Anna did a fantastic job of balancing the honesty and transparency with which she told her story while still maintaining a level of respect and empathy for her mother and the rest of her family. She told the truth without being hateful, derogatory, or demeaning. The book often reads like a suspense novel you can’t put down, always wanting to know what will happen next. I can not imagine how difficult it must have been for Anna to relive some of the moments that she discussed in her story, but I am so thankful that she was willing to face them again, because I believe her story packs a powerful message of God’s love, mercy, and healing.
For most of her childhood, Anna’s father and much of her family was on the run from the law, due to her family’s illegal activities per the instruction of her father.
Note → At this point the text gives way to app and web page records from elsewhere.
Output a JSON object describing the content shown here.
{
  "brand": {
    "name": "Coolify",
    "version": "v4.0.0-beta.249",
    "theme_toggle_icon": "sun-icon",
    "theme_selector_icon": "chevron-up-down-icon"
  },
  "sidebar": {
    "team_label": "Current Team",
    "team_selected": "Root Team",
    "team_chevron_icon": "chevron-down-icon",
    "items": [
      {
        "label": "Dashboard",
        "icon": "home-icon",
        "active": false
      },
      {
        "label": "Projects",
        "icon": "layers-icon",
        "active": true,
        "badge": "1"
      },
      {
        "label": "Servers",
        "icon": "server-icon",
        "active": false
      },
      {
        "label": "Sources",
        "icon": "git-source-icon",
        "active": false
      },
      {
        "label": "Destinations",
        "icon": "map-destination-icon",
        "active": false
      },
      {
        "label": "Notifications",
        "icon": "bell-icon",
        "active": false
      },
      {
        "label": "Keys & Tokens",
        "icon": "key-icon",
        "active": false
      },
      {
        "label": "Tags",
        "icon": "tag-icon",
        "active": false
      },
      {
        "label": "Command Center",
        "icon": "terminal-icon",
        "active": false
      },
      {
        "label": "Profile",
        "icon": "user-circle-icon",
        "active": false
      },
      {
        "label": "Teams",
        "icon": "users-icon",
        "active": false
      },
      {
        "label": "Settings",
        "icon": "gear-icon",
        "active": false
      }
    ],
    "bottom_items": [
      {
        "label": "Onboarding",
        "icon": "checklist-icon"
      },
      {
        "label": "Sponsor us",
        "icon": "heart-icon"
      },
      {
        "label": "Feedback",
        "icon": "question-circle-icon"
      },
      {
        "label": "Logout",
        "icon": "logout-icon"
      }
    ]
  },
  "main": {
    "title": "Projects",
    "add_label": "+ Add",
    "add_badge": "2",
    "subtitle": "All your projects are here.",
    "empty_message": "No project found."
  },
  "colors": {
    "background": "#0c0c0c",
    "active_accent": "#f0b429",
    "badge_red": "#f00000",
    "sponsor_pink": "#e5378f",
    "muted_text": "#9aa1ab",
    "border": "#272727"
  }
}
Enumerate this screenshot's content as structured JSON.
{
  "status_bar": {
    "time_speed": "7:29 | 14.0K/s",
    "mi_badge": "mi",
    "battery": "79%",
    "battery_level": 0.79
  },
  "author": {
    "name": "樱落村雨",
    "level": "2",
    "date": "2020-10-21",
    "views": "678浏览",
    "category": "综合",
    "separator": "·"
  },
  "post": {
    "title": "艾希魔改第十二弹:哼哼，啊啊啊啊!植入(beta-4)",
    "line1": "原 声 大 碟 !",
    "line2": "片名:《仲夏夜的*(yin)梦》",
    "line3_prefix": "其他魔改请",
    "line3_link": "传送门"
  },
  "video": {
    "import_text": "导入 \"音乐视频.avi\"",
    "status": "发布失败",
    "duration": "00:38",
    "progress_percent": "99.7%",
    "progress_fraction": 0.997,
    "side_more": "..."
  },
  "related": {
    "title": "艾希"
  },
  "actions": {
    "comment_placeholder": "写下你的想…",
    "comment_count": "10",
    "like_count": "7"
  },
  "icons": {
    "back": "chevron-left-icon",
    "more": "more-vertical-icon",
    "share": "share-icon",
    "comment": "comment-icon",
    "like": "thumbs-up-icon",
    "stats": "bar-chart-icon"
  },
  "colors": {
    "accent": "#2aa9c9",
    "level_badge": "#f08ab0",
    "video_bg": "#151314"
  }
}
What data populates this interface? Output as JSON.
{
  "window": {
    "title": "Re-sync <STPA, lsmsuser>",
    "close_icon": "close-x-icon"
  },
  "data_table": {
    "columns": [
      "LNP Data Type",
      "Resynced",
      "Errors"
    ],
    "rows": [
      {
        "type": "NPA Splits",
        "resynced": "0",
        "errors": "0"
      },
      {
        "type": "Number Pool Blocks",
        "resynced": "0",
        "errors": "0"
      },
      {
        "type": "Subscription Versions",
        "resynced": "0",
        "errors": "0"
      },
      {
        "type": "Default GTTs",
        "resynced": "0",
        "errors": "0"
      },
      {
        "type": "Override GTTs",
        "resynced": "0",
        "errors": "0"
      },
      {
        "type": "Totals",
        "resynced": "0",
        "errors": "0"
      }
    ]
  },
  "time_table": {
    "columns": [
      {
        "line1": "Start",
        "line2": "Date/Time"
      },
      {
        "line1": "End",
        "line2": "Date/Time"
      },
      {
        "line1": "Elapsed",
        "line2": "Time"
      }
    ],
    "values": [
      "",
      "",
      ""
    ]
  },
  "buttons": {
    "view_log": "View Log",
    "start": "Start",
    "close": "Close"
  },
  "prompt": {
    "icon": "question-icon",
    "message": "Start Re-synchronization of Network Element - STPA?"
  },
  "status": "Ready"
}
This meant that Anna was often shipped from sister-wife to sister-wife, home to home, without much stability. In addition to abandonment, she endured child labor, unsafe living conditions, and much more during this time. The examples she gives of working in her family’s appliance shop at a very young age, being put in charge of kids not much younger than her when she wasn’t old enough to care for herself, unimaginable loss, and various other injustices are shocking to read about and difficult to imagine.
However, praise the Lord, Anna’s story doesn’t stop there. While all of those aspects are truths within this book, a larger truth reigns supreme, not only in this book, but in Lebaron’s life…the truth of God’s love and grace. After all of this suffering, Anna found Christ through attending a youth group, and it changed her entire perspective, her entire life. As she states, “Finally, I accepted that the Cross of Christ was enough. I didn’t have to work to be good enough; I didn’t have to perform to an impossible standard. He accepted me because of what Jesus had done for me”.
The Polygamist’s Daughter begins as a book of mistreatment, injustice, and sadness, but it ends as a story of God’s love, grace, and mercy. It is a story of redemption and hope in the darkest of circumstances. I would highly recommend this book, without hesitation.